Hawkes argues that Leon Keyserling even repudiated wealth redistribution, “pointing out that it was the policy of Communists, and persuaded the leaders of American labour to follow the ‘guns for butter’ strategy of full employment through huge defence spending, rather than social welfare programmes.” Actually, Keyserling took a position very similar to that of the social-democratic and anti-Communist civil rights leader Bayard Rustin, who argued in the 1960s that America could afford both guns and butter, and both defense spending and necessary social welfare policies and programs. His argument that Keyserling alone is the man who “convinced the leaders of the AFL-CIO to back the Vietnam War” is an insult to the very smart George Meany and his associates, who had the advice of men like Jay Lovestone and later Tom Kahn. They did not need Leon Keyserling to “convince” them to stand with a strong U.S. foreign policy in opposition to the Soviet Union.
Mr. Hawkes then writes that former leftist Wilbur Cohen, once a radical welfare expert, “become an advocate for workfare rather than cash assistance.” Shocking! Imagine someone concerned with the poor arguing that handouts from the government is not the answer to poverty. Clearly to Hawkes, such a person is a sellout. His arguments reveal much about his own views, which he transfers to those he is writing about.

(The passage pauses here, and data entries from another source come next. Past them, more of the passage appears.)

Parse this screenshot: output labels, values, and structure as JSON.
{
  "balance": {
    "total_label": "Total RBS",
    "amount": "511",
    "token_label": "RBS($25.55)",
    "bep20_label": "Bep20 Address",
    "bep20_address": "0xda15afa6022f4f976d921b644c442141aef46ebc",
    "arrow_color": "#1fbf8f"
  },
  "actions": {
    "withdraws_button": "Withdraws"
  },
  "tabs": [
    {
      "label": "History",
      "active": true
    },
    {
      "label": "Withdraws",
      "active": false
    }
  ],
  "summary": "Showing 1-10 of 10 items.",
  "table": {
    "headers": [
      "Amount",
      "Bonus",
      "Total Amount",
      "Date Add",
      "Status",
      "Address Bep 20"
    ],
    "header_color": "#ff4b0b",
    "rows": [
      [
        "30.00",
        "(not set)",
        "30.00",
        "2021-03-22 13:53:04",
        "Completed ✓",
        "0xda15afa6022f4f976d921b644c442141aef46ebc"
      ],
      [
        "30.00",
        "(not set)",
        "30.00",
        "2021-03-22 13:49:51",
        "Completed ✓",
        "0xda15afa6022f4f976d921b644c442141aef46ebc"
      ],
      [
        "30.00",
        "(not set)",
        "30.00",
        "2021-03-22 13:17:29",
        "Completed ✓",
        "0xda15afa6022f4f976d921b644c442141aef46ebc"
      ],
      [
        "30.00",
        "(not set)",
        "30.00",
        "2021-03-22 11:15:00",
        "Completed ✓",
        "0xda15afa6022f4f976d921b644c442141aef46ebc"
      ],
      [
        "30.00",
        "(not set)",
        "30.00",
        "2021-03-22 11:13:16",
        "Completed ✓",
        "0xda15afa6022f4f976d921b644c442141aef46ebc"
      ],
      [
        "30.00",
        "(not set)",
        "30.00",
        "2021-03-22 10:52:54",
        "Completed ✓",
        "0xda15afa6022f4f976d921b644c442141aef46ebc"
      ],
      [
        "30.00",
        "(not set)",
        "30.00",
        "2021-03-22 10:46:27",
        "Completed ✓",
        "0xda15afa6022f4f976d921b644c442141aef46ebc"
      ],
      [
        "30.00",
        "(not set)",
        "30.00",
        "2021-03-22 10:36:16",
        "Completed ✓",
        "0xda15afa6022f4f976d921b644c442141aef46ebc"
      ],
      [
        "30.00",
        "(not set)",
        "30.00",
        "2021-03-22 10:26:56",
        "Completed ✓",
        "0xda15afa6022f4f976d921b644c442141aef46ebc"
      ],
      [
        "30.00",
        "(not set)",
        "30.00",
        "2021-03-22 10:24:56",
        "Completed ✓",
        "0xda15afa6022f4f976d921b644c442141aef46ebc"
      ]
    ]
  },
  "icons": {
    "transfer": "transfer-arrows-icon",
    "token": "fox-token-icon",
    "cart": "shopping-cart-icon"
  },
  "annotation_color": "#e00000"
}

He ends by bemoaning the fact that “the anti-communists could claim to have scored a convincing victory.” Thank God! At least the American people, unlike Mr. Hawkes, showed that they had common sense.